The letters O and A went missing from the Northland Age's online masthead and signage from other leading brands around the world in a life-saving bid for blood.
Medical blood collection agencies in 21 countries, including New Zealand, yesterday latched on to a highly successful marketing campaign, called Missing Type, which had its first run in Britain last year.
Global megabrands such as McDonald's, Google, Coca-Cola and Microsoft were among businesses which removed the letters from their websites, Twitter handles and signage to help promote the UK National Health Service's appeal for new blood donors.
More than 30,000 people registered to donate.
The NZ Blood Service received commitments from numerous brands, including Anchor, Pak'nSave, New World and NZME - publisher of the Northland Age, Northern Advocate and New Zealand Herald - to omit the letters yesterday, kicking off the seven-day campaign.
But as part of the top secret move, the brands provided no explanation until this morning, confusing many readers and consumers.
In New Zealand, A and O went into hiding and unlike the UK, B remained on duty.
"We're not going 'B'," said Blood Service chief executive Sam Cliffe.
"The UK have a higher percentage who are B+. Our real need is As and Os."
In New Zealand, 85 per cent of people are A or O, meaning their kind of blood is in greatest demand.
Fewer than four per cent of eligible Kiwis donate blood. The Blood Service has around 110,000 blood donors on its database and about 42,000 people a year receive blood products. Every year around 28,000 drop off the donor registry.
The target of the New Zealand Missing Type campaign is to sign up 10,000 eligible people to become donors.
"We also want to look at getting young donors," said Mr Cliffe.
"If we get them at high school or school-leaving age, often they stay life-long."
The number of active donors has decreased from 128,412 in the 2011 financial year, to 109,158 last year, according to the service's annual report.
In part this reflects changes in the way blood products are used, but that does not eliminate the need for new donors to join up.
Mr Cliffe said fewer whole-blood donors were needed, but rapidly rising demand for products made from plasma - a component of blood comprising mainly water, plus proteins, hormones and clotting factors - meant more plasma-only donors were needed.

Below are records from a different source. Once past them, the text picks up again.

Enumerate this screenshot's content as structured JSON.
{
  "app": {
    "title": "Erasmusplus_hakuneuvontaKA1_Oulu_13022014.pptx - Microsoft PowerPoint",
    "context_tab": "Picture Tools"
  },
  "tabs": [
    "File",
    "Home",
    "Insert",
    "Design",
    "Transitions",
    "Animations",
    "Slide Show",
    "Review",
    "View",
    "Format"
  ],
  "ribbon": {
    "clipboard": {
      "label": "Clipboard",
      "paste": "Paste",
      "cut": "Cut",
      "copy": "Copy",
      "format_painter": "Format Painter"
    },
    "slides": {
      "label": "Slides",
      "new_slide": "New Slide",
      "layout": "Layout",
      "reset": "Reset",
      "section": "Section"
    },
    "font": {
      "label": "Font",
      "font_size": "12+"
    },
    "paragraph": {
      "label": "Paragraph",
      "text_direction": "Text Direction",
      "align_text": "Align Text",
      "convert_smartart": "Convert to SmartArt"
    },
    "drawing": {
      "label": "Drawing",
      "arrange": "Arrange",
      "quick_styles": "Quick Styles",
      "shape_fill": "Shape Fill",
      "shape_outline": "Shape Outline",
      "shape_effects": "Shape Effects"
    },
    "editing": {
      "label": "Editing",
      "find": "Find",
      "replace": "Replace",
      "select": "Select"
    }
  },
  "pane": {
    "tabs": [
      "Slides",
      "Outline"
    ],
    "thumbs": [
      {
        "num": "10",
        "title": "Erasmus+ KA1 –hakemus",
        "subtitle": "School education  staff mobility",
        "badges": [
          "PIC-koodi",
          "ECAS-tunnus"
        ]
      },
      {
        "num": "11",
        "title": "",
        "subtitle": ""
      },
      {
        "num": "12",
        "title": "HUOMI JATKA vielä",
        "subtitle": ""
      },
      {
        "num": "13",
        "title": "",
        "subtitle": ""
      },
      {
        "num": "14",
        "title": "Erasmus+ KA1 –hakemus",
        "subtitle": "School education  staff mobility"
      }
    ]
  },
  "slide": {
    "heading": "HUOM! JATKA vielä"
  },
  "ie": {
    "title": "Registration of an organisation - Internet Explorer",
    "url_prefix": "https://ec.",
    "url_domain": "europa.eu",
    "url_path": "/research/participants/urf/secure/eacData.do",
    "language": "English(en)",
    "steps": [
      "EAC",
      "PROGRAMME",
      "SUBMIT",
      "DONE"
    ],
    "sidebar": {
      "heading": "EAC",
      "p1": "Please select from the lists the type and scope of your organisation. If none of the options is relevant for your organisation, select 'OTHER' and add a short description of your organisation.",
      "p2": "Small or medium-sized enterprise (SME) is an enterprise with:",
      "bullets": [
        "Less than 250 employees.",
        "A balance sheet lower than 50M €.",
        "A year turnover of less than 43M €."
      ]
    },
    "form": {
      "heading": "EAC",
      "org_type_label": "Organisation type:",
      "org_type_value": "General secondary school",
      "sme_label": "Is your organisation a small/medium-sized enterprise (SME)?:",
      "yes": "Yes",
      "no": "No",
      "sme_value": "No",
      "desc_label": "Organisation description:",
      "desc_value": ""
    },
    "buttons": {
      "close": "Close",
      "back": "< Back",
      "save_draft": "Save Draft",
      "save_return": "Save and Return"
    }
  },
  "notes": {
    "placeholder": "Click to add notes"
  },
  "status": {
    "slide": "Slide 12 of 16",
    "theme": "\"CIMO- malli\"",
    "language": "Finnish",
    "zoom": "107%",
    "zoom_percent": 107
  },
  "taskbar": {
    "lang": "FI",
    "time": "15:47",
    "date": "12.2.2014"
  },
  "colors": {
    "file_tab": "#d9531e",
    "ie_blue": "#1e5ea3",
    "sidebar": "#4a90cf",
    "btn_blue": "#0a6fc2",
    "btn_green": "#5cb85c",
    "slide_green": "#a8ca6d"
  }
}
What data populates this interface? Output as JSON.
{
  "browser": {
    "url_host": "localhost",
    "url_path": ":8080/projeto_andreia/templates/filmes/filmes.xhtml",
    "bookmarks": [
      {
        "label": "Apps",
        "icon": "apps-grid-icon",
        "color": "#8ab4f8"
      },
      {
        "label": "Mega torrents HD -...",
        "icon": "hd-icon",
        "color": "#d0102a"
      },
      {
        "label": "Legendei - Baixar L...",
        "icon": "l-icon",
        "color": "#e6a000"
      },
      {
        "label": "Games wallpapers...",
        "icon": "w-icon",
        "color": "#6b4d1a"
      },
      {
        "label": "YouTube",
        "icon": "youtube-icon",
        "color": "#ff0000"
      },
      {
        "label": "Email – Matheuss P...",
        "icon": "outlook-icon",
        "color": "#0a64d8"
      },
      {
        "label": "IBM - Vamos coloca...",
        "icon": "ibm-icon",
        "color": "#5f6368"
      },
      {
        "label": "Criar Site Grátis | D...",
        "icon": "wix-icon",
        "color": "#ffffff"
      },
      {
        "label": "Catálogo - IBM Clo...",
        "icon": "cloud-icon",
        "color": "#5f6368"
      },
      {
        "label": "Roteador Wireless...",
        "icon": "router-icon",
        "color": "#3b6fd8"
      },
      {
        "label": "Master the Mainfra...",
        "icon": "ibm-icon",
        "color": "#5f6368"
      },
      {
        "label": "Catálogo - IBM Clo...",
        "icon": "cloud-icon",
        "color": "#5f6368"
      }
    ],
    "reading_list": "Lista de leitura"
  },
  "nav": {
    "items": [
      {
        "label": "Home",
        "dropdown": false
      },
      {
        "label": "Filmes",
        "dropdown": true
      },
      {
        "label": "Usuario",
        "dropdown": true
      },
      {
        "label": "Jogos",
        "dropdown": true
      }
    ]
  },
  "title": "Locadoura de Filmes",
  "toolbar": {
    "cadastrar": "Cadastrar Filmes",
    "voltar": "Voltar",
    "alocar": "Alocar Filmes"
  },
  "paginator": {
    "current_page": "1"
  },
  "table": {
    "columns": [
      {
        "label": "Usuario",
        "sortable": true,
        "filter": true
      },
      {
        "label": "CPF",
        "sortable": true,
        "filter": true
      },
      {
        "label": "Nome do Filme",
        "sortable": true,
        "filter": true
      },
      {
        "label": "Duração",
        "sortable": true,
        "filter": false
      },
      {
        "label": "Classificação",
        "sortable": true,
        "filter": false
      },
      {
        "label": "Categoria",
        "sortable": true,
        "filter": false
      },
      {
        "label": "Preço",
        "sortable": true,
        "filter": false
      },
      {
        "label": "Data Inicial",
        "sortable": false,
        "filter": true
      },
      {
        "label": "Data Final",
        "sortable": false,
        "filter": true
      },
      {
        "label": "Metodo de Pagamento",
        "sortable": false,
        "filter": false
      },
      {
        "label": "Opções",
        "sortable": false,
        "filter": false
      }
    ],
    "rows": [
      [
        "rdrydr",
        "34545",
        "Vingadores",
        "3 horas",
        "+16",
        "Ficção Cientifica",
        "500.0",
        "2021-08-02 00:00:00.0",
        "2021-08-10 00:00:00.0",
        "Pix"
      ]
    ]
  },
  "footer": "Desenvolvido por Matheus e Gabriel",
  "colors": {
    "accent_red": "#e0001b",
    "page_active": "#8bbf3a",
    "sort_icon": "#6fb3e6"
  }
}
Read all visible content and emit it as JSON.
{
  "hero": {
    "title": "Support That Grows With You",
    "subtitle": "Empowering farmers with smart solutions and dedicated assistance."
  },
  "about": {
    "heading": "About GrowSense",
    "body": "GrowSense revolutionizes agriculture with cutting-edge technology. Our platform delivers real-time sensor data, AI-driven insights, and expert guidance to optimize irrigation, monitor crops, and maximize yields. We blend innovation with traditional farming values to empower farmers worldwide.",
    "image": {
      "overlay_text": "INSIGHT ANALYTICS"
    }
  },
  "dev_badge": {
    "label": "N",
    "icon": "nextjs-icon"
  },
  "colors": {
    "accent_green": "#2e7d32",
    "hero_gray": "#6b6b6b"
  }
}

To become a plasma-only donor, which carries additional eligibility criteria, new donors must first give a unit of whole blood.
Last year more than 59,000kg of plasma, up from 49,000kg in 2011, was sent to a laboratory in Melbourne for processing into blood products for use in New Zealand.
The NZ Blood Service produced some 112,000 units of red blood cells last year, down from 138,000 in 2011.